====== Supplied material

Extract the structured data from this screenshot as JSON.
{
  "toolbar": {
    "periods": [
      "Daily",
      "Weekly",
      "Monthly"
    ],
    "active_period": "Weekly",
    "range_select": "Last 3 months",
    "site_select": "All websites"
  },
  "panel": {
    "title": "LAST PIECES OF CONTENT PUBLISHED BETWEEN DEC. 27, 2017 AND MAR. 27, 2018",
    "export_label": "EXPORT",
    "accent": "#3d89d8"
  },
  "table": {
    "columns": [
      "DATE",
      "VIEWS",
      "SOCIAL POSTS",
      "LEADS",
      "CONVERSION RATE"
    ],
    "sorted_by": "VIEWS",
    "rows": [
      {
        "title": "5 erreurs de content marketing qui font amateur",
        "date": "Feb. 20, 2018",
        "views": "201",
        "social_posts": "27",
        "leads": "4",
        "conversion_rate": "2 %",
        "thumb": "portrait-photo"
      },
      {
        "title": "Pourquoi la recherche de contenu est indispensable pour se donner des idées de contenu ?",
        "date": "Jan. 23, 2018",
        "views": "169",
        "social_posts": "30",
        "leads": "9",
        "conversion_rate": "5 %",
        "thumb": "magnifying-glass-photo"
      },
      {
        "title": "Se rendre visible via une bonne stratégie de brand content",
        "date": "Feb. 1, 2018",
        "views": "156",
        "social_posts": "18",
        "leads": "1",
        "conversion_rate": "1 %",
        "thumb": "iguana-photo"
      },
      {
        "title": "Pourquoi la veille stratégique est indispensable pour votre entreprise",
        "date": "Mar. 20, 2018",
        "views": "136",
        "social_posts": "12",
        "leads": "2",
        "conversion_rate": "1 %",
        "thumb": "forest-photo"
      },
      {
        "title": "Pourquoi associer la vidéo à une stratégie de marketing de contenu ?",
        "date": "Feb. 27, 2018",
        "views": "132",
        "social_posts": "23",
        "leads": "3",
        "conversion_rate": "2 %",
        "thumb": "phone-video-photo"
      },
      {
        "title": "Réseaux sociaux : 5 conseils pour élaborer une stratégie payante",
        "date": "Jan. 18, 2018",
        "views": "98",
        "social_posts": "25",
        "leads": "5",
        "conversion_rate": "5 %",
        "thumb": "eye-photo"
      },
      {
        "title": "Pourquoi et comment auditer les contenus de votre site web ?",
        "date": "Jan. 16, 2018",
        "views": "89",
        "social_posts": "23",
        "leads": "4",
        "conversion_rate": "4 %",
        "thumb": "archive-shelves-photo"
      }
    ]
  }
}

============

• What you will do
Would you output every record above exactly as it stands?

• Response below
Extract the structured data from this screenshot as JSON.
{
  "toolbar": {
    "periods": [
      "Daily",
      "Weekly",
      "Monthly"
    ],
    "active_period": "Weekly",
    "range_select": "Last 3 months",
    "site_select": "All websites"
  },
  "panel": {
    "title": "LAST PIECES OF CONTENT PUBLISHED BETWEEN DEC. 27, 2017 AND MAR. 27, 2018",
    "export_label": "EXPORT",
    "accent": "#3d89d8"
  },
  "table": {
    "columns": [
      "DATE",
      "VIEWS",
      "SOCIAL POSTS",
      "LEADS",
      "CONVERSION RATE"
    ],
    "sorted_by": "VIEWS",
    "rows": [
      {
        "title": "5 erreurs de content marketing qui font amateur",
        "date": "Feb. 20, 2018",
        "views": "201",
        "social_posts": "27",
        "leads": "4",
        "conversion_rate": "2 %",
        "thumb": "portrait-photo"
      },
      {
        "title": "Pourquoi la recherche de contenu est indispensable pour se donner des idées de contenu ?",
        "date": "Jan. 23, 2018",
        "views": "169",
        "social_posts": "30",
        "leads": "9",
        "conversion_rate": "5 %",
        "thumb": "magnifying-glass-photo"
      },
      {
        "title": "Se rendre visible via une bonne stratégie de brand content",
        "date": "Feb. 1, 2018",
        "views": "156",
        "social_posts": "18",
        "leads": "1",
        "conversion_rate": "1 %",
        "thumb": "iguana-photo"
      },
      {
        "title": "Pourquoi la veille stratégique est indispensable pour votre entreprise",
        "date": "Mar. 20, 2018",
        "views": "136",
        "social_posts": "12",
        "leads": "2",
        "conversion_rate": "1 %",
        "thumb": "forest-photo"
      },
      {
        "title": "Pourquoi associer la vidéo à une stratégie de marketing de contenu ?",
        "date": "Feb. 27, 2018",
        "views": "132",
        "social_posts": "23",
        "leads": "3",
        "conversion_rate": "2 %",
        "thumb": "phone-video-photo"
      },
      {
        "title": "Réseaux sociaux : 5 conseils pour élaborer une stratégie payante",
        "date": "Jan. 18, 2018",
        "views": "98",
        "social_posts": "25",
        "leads": "5",
        "conversion_rate": "5 %",
        "thumb": "eye-photo"
      },
      {
        "title": "Pourquoi et comment auditer les contenus de votre site web ?",
        "date": "Jan. 16, 2018",
        "views": "89",
        "social_posts": "23",
        "leads": "4",
        "conversion_rate": "4 %",
        "thumb": "archive-shelves-photo"
      }
    ]
  }
}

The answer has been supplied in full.